Dataset content
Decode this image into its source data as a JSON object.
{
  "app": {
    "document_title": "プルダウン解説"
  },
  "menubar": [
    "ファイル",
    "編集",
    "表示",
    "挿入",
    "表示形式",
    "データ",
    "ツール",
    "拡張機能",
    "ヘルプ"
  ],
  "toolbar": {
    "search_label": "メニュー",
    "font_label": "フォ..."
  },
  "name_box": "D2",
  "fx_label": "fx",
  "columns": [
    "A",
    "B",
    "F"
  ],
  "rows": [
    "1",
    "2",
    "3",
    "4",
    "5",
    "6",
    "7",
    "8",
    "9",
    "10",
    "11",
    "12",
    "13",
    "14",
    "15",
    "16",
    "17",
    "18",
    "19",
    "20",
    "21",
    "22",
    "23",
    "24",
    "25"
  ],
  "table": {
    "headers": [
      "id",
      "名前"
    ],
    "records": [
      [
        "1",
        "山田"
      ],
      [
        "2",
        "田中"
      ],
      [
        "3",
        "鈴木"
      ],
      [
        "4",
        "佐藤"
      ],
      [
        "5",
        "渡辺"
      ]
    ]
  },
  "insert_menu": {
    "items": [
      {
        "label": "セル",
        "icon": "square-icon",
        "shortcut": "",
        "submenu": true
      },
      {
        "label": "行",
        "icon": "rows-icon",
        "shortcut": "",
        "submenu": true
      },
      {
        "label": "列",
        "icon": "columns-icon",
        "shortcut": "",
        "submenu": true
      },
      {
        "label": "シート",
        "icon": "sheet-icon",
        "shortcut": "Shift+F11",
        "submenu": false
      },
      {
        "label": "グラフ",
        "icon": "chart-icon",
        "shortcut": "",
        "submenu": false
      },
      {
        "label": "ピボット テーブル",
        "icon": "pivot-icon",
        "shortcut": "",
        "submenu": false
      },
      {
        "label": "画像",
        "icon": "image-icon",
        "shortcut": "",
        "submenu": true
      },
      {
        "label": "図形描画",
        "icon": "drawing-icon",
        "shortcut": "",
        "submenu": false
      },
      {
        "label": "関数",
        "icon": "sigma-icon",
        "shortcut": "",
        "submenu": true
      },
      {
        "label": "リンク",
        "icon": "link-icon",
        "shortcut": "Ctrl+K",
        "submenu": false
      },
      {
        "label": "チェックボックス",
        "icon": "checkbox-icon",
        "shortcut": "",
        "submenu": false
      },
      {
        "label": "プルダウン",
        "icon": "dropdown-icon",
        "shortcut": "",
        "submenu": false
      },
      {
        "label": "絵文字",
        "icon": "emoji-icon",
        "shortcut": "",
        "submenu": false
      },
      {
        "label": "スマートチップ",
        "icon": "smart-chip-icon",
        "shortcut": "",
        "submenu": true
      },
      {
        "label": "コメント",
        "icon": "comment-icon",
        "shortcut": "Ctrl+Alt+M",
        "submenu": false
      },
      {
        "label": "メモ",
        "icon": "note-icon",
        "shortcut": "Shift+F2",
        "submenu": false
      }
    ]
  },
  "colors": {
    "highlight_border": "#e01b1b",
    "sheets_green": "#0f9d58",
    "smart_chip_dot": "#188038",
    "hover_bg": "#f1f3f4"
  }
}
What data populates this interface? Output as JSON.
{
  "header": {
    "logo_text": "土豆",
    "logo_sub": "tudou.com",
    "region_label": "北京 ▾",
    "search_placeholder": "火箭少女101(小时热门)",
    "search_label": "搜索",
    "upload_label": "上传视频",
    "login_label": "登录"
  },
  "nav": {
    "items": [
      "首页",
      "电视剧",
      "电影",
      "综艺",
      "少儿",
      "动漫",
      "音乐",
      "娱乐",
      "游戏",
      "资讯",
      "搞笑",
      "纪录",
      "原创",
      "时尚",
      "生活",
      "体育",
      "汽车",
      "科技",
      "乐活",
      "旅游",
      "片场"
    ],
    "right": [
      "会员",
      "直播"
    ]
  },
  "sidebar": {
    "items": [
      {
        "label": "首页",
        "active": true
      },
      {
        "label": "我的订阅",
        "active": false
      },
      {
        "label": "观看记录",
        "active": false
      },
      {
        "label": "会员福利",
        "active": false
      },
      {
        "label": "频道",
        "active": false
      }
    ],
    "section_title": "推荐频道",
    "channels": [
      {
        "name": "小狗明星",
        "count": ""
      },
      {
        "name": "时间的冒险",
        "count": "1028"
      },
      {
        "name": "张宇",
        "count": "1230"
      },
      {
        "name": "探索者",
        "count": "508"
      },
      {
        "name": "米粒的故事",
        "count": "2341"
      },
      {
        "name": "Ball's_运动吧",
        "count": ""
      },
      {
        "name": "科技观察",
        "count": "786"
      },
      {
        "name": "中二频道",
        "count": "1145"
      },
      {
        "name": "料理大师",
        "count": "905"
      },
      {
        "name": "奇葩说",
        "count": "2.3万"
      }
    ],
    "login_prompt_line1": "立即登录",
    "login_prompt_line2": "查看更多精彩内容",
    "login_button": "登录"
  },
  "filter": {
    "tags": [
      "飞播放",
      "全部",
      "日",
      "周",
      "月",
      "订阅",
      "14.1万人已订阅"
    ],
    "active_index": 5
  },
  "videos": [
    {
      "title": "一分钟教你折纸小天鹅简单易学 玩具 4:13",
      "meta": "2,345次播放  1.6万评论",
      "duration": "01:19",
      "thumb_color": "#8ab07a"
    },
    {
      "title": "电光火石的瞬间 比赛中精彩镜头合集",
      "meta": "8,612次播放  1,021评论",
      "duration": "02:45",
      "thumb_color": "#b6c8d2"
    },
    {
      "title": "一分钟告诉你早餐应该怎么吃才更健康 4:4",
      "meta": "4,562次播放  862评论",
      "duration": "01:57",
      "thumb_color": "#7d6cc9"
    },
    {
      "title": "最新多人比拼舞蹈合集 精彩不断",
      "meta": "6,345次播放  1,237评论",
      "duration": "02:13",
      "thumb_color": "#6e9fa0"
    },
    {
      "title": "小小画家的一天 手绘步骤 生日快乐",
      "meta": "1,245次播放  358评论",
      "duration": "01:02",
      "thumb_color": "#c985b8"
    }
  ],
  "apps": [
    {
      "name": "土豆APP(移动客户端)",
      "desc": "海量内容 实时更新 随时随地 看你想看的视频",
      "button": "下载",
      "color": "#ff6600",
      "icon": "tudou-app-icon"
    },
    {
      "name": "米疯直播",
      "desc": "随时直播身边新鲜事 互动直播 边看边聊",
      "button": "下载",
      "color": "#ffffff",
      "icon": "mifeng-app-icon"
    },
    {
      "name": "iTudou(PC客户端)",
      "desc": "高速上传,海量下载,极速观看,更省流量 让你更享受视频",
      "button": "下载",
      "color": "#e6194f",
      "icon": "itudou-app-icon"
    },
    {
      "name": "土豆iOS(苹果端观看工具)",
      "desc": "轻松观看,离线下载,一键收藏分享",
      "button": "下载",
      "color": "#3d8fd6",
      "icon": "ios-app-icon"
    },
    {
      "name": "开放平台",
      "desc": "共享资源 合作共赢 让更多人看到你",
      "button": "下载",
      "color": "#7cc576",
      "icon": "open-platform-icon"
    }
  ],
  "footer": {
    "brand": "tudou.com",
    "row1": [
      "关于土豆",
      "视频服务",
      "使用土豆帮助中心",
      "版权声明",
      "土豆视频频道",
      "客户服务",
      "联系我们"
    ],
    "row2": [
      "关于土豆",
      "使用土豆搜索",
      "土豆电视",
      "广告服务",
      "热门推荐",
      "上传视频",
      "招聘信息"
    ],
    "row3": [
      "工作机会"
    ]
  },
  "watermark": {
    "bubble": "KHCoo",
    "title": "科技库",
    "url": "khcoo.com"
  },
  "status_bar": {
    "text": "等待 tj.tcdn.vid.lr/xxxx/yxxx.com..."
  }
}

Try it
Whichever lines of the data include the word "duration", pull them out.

Answer box
      "duration": "01:19",
      "duration": "02:45",
      "duration": "01:57",
      "duration": "02:13",
      "duration": "01:02",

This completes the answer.